**YOUR GOAL**
Please restate all of the records word for word, setting the pictures aside.

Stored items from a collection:

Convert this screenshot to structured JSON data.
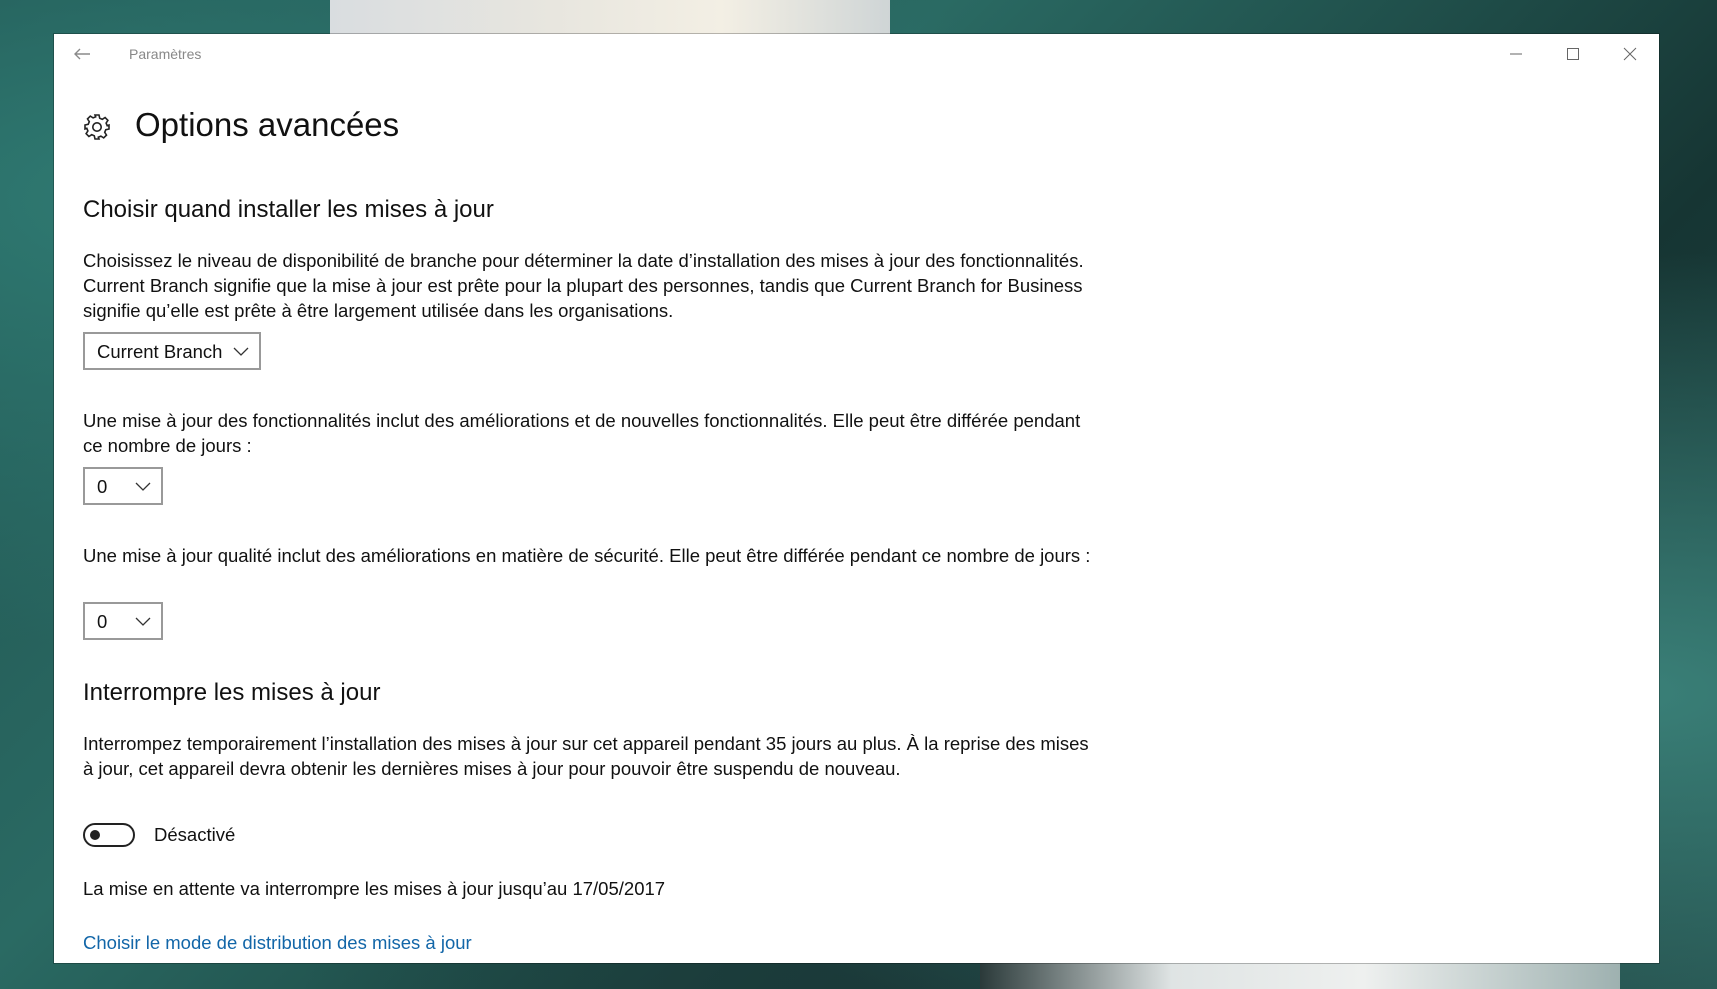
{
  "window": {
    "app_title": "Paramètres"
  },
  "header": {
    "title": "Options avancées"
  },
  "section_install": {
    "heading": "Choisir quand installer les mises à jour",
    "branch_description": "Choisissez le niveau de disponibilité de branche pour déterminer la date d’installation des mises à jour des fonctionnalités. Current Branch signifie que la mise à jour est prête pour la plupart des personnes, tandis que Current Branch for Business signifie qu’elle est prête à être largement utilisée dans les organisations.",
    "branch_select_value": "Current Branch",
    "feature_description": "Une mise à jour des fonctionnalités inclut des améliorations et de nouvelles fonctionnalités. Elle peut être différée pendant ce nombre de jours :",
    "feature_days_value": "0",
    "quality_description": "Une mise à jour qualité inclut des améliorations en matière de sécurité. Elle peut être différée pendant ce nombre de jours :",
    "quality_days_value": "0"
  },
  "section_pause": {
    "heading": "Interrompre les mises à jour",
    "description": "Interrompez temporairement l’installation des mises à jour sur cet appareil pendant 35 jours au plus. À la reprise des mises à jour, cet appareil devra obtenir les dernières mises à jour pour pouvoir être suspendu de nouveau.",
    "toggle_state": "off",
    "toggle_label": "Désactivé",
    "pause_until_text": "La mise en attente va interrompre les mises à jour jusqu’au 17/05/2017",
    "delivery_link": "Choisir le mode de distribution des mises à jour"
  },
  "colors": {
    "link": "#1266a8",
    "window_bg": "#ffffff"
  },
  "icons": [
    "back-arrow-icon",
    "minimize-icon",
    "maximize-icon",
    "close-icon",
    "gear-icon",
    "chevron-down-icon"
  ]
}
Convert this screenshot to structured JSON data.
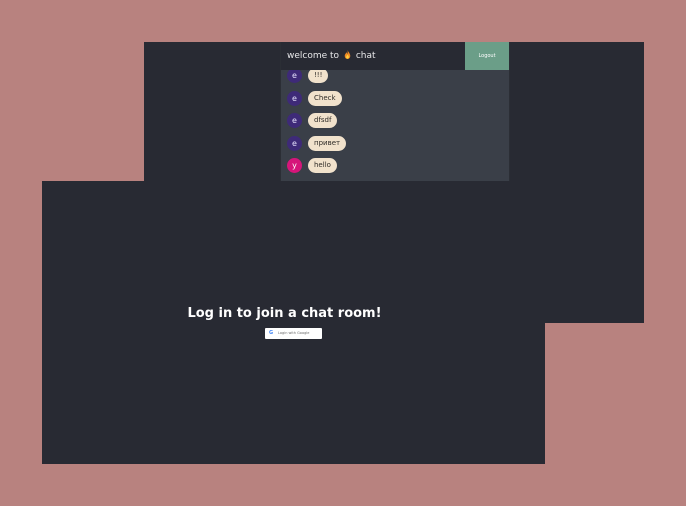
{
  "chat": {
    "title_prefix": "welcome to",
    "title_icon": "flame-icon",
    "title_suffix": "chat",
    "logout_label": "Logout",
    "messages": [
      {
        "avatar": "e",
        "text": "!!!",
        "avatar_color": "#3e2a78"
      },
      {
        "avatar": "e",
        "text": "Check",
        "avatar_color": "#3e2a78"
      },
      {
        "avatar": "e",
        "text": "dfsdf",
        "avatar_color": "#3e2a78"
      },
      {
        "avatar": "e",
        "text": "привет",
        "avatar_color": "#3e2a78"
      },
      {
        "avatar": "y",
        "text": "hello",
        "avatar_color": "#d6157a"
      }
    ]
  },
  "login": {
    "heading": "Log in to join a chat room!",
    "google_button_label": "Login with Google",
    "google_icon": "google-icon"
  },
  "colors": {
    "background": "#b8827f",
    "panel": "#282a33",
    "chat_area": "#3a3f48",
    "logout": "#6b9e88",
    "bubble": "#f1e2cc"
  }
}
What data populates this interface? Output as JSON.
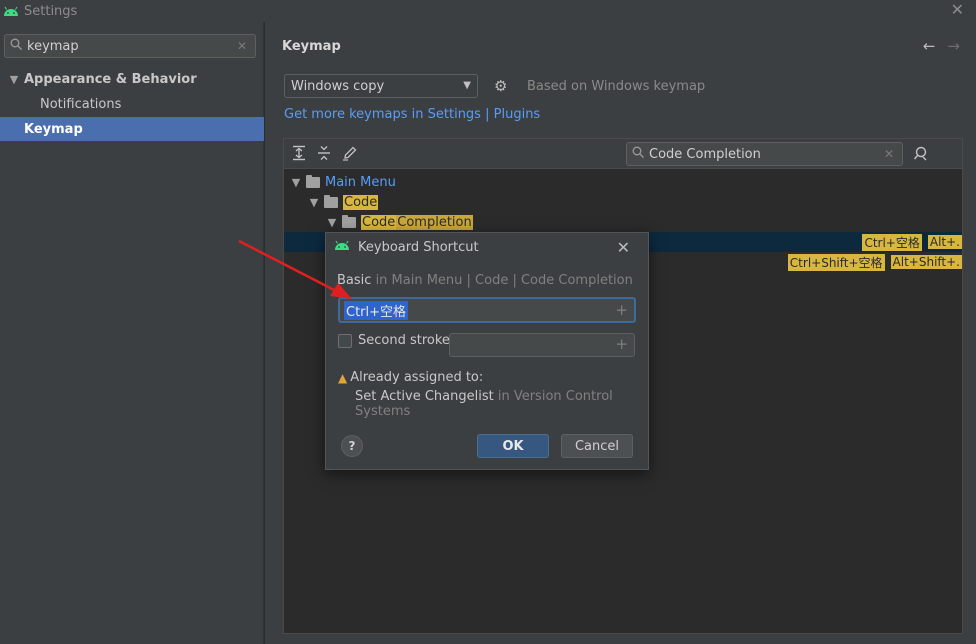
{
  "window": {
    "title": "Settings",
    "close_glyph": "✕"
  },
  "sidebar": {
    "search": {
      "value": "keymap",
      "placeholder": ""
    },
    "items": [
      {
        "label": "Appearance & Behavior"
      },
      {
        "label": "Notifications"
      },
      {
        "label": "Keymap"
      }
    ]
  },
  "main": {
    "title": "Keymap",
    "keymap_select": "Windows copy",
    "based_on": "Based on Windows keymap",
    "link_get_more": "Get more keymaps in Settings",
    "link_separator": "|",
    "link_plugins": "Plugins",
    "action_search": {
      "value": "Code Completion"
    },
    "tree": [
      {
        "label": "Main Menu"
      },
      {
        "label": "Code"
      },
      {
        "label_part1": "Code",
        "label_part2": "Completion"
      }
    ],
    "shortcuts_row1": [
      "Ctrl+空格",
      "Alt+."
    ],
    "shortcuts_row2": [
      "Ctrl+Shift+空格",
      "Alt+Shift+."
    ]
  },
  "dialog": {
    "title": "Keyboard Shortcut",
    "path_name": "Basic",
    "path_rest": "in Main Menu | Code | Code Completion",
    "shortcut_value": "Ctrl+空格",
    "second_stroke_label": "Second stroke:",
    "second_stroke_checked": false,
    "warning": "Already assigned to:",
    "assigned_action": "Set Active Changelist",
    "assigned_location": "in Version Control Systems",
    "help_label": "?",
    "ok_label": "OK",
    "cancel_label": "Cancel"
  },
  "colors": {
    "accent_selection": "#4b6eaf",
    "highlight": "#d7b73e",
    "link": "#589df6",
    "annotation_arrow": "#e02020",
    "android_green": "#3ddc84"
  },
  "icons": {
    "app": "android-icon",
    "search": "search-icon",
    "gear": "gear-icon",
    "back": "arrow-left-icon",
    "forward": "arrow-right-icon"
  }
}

**RESULT BELOW**
Convert this screenshot to structured JSON data.
{
  "window": {
    "app_title": "Paramètres"
  },
  "header": {
    "title": "Options avancées"
  },
  "section_install": {
    "heading": "Choisir quand installer les mises à jour",
    "branch_description": "Choisissez le niveau de disponibilité de branche pour déterminer la date d’installation des mises à jour des fonctionnalités. Current Branch signifie que la mise à jour est prête pour la plupart des personnes, tandis que Current Branch for Business signifie qu’elle est prête à être largement utilisée dans les organisations.",
    "branch_select_value": "Current Branch",
    "feature_description": "Une mise à jour des fonctionnalités inclut des améliorations et de nouvelles fonctionnalités. Elle peut être différée pendant ce nombre de jours :",
    "feature_days_value": "0",
    "quality_description": "Une mise à jour qualité inclut des améliorations en matière de sécurité. Elle peut être différée pendant ce nombre de jours :",
    "quality_days_value": "0"
  },
  "section_pause": {
    "heading": "Interrompre les mises à jour",
    "description": "Interrompez temporairement l’installation des mises à jour sur cet appareil pendant 35 jours au plus. À la reprise des mises à jour, cet appareil devra obtenir les dernières mises à jour pour pouvoir être suspendu de nouveau.",
    "toggle_state": "off",
    "toggle_label": "Désactivé",
    "pause_until_text": "La mise en attente va interrompre les mises à jour jusqu’au 17/05/2017",
    "delivery_link": "Choisir le mode de distribution des mises à jour"
  },
  "colors": {
    "link": "#1266a8",
    "window_bg": "#ffffff"
  },
  "icons": [
    "back-arrow-icon",
    "minimize-icon",
    "maximize-icon",
    "close-icon",
    "gear-icon",
    "chevron-down-icon"
  ]
}
Convert this screenshot to structured JSON data.
{
  "chat": {
    "title_prefix": "welcome to",
    "title_icon": "flame-icon",
    "title_suffix": "chat",
    "logout_label": "Logout",
    "messages": [
      {
        "avatar": "e",
        "text": "!!!",
        "avatar_color": "#3e2a78"
      },
      {
        "avatar": "e",
        "text": "Check",
        "avatar_color": "#3e2a78"
      },
      {
        "avatar": "e",
        "text": "dfsdf",
        "avatar_color": "#3e2a78"
      },
      {
        "avatar": "e",
        "text": "привет",
        "avatar_color": "#3e2a78"
      },
      {
        "avatar": "y",
        "text": "hello",
        "avatar_color": "#d6157a"
      }
    ]
  },
  "login": {
    "heading": "Log in to join a chat room!",
    "google_button_label": "Login with Google",
    "google_icon": "google-icon"
  },
  "colors": {
    "background": "#b8827f",
    "panel": "#282a33",
    "chat_area": "#3a3f48",
    "logout": "#6b9e88",
    "bubble": "#f1e2cc"
  }
}
What data populates this interface? Output as JSON.
{
  "window": {
    "title": "Settings",
    "close_glyph": "✕"
  },
  "sidebar": {
    "search": {
      "value": "keymap",
      "placeholder": ""
    },
    "items": [
      {
        "label": "Appearance & Behavior"
      },
      {
        "label": "Notifications"
      },
      {
        "label": "Keymap"
      }
    ]
  },
  "main": {
    "title": "Keymap",
    "keymap_select": "Windows copy",
    "based_on": "Based on Windows keymap",
    "link_get_more": "Get more keymaps in Settings",
    "link_separator": "|",
    "link_plugins": "Plugins",
    "action_search": {
      "value": "Code Completion"
    },
    "tree": [
      {
        "label": "Main Menu"
      },
      {
        "label": "Code"
      },
      {
        "label_part1": "Code",
        "label_part2": "Completion"
      }
    ],
    "shortcuts_row1": [
      "Ctrl+空格",
      "Alt+."
    ],
    "shortcuts_row2": [
      "Ctrl+Shift+空格",
      "Alt+Shift+."
    ]
  },
  "dialog": {
    "title": "Keyboard Shortcut",
    "path_name": "Basic",
    "path_rest": "in Main Menu | Code | Code Completion",
    "shortcut_value": "Ctrl+空格",
    "second_stroke_label": "Second stroke:",
    "second_stroke_checked": false,
    "warning": "Already assigned to:",
    "assigned_action": "Set Active Changelist",
    "assigned_location": "in Version Control Systems",
    "help_label": "?",
    "ok_label": "OK",
    "cancel_label": "Cancel"
  },
  "colors": {
    "accent_selection": "#4b6eaf",
    "highlight": "#d7b73e",
    "link": "#589df6",
    "annotation_arrow": "#e02020",
    "android_green": "#3ddc84"
  },
  "icons": {
    "app": "android-icon",
    "search": "search-icon",
    "gear": "gear-icon",
    "back": "arrow-left-icon",
    "forward": "arrow-right-icon"
  }
}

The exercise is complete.